EXERCISE AIM:
Run through the data and copy out every line that mentions the word "Thursday".

SUPPLIED MATERIAL:
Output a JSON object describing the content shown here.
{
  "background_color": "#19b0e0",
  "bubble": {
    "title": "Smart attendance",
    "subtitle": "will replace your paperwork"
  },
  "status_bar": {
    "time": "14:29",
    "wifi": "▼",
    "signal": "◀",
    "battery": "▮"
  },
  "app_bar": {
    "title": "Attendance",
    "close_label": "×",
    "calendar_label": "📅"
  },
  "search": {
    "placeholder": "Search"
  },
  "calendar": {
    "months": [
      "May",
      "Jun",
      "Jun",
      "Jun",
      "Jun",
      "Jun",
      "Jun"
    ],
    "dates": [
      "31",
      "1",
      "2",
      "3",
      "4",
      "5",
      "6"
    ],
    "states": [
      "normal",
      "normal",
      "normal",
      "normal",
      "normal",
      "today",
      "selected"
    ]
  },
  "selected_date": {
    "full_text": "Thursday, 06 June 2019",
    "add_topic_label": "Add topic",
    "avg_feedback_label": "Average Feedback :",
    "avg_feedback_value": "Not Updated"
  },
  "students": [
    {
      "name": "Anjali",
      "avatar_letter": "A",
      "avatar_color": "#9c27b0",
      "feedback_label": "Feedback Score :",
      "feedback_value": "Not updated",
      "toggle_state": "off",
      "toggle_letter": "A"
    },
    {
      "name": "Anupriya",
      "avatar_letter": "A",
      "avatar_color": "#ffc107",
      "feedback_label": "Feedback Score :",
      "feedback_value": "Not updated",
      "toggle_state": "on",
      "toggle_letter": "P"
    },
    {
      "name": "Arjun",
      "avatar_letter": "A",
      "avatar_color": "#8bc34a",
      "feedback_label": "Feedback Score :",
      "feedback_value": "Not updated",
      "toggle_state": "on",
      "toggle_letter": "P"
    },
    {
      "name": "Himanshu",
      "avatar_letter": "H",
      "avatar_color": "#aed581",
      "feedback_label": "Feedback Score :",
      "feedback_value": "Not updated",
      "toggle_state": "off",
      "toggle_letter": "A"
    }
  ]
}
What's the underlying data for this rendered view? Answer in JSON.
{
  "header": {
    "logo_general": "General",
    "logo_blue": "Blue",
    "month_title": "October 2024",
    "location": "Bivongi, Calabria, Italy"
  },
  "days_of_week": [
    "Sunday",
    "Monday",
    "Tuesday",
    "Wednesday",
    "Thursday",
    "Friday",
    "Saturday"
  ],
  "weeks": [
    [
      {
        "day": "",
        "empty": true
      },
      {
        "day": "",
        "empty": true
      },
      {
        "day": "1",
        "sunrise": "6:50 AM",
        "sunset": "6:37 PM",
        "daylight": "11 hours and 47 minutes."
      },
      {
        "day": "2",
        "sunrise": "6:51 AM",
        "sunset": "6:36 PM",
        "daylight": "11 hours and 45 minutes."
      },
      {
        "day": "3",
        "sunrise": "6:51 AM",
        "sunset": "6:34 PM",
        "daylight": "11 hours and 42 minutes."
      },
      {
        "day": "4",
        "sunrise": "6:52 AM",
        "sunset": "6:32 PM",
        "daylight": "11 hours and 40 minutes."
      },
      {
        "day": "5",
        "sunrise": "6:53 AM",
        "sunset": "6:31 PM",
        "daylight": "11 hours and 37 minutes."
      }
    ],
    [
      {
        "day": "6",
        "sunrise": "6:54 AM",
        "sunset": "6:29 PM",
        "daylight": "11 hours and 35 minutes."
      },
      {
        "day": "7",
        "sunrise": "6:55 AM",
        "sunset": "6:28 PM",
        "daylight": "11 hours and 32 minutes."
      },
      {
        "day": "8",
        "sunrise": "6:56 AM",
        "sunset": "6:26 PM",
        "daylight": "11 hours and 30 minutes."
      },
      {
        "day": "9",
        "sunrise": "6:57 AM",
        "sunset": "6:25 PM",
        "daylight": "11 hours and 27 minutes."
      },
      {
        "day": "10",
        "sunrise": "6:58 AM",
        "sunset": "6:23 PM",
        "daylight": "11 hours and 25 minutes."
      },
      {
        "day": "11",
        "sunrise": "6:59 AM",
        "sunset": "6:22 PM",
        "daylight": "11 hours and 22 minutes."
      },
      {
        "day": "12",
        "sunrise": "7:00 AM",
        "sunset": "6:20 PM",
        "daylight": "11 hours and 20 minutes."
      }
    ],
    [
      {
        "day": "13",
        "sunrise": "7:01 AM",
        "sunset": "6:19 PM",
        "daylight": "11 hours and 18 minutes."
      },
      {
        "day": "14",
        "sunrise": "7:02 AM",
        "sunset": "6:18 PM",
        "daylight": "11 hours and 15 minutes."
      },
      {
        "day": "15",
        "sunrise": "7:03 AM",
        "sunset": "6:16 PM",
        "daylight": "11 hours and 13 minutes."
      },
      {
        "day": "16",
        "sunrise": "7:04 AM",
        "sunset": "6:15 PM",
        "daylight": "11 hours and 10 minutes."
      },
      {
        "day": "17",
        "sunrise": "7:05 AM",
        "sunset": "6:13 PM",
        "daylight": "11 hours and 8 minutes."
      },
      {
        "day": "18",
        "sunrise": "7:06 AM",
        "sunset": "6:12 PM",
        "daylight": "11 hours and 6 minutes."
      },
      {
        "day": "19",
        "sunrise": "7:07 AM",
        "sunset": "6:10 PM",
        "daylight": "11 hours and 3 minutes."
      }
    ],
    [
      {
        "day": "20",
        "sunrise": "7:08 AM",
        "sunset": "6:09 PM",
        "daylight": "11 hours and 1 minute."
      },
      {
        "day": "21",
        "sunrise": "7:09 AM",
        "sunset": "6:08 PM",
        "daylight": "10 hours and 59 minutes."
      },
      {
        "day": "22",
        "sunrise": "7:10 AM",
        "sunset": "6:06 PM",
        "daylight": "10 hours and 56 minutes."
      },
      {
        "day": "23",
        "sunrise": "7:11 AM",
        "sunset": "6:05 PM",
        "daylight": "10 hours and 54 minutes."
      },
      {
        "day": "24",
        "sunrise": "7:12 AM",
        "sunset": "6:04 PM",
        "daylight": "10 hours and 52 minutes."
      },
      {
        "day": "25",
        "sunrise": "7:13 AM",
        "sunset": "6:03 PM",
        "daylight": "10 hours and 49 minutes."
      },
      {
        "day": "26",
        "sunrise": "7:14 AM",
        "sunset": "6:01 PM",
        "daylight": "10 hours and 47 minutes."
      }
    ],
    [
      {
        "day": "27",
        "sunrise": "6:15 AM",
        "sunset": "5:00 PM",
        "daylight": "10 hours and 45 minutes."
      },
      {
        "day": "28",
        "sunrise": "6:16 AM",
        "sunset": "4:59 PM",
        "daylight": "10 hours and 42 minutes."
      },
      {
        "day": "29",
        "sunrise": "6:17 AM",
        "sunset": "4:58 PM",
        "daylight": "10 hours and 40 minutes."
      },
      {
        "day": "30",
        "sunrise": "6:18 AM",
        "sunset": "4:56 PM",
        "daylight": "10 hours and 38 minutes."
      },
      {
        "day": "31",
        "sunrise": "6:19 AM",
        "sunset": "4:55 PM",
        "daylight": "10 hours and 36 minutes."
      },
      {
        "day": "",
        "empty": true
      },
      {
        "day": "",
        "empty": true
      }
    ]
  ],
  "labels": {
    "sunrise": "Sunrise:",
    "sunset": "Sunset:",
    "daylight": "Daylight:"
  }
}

EXERCISE RESPONSE:
    "full_text": "Thursday, 06 June 2019",
    "Thursday",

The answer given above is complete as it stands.